** DIRECTIONS FOR THIS TASK **
The answer must consist of each line below that contains the word "Historical", copied in full.

___ MATERIAL SUPPLIED ___

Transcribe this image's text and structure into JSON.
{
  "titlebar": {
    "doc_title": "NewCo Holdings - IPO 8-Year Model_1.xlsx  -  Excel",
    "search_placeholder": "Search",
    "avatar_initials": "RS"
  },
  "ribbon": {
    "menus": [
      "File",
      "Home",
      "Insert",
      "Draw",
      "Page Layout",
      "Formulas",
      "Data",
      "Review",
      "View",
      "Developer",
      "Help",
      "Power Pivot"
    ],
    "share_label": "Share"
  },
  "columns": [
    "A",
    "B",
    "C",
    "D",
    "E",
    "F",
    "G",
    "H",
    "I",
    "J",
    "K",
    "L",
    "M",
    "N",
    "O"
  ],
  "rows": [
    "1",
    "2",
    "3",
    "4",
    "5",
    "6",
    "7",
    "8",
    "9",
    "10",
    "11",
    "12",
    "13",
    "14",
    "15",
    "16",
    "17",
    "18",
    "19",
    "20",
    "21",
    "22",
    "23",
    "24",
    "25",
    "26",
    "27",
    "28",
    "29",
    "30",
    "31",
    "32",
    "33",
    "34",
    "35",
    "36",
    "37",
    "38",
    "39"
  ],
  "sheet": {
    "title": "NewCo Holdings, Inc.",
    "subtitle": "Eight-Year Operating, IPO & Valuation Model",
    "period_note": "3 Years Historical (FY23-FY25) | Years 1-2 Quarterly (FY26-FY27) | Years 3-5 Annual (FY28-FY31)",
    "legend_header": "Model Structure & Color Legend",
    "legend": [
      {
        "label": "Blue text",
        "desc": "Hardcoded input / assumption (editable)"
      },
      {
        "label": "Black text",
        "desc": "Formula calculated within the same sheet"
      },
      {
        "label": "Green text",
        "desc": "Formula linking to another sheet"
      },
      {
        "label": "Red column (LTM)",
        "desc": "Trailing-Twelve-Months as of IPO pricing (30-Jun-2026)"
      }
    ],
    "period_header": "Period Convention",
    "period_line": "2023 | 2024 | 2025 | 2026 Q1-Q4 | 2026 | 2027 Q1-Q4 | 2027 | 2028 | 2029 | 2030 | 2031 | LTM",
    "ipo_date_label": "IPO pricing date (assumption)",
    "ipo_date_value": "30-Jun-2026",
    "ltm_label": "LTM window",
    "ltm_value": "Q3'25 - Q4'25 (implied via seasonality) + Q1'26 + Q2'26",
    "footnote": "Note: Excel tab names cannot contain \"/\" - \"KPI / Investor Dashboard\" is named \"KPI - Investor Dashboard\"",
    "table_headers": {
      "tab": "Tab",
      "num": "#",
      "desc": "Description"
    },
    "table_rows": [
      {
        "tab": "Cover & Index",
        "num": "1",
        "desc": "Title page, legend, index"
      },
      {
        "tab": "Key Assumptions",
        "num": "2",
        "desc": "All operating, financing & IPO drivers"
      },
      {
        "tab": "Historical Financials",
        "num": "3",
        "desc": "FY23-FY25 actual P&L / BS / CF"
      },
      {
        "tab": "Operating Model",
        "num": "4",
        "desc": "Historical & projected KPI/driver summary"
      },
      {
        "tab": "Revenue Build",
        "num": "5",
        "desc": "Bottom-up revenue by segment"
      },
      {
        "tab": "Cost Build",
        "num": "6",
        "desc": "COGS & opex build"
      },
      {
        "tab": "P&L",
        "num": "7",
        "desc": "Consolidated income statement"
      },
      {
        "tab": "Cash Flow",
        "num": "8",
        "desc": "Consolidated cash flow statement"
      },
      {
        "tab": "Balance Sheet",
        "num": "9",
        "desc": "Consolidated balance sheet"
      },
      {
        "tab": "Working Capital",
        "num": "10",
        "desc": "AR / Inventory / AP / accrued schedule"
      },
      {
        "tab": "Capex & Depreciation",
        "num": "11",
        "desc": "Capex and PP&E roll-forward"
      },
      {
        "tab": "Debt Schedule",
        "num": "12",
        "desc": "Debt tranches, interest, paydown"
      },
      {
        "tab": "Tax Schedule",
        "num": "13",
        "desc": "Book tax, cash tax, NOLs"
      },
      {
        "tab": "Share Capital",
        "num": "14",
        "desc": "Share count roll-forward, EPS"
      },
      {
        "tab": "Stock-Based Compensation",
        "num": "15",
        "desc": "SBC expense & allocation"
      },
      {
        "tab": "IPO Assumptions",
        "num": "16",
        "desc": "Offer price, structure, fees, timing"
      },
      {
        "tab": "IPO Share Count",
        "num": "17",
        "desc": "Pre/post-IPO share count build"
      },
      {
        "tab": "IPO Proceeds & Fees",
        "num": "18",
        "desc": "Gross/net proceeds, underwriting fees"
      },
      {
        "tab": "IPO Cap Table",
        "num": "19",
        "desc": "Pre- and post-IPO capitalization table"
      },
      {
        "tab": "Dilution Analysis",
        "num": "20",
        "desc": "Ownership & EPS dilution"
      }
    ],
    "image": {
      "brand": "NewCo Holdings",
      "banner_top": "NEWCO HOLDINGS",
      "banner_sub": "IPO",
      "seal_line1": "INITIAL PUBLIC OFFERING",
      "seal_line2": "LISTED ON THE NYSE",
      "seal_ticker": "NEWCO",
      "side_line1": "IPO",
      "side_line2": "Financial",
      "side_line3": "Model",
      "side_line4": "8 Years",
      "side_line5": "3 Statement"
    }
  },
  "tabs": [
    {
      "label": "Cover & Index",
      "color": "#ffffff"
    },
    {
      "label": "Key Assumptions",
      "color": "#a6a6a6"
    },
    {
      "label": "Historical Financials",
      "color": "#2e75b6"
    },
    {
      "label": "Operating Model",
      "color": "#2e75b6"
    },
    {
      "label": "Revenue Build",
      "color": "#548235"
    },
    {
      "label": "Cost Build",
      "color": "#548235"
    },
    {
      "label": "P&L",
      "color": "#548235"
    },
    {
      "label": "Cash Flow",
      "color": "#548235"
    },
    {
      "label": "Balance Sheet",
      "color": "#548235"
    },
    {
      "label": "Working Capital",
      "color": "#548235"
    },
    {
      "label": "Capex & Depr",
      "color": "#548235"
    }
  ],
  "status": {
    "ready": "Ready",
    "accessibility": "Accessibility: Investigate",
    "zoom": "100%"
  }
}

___

** THE ANSWER **
    "period_note": "3 Years Historical (FY23-FY25) | Years 1-2 Quarterly (FY26-FY27) | Years 3-5 Annual (FY28-FY31)",
        "tab": "Historical Financials",
        "desc": "Historical & projected KPI/driver summary"
      "label": "Historical Financials",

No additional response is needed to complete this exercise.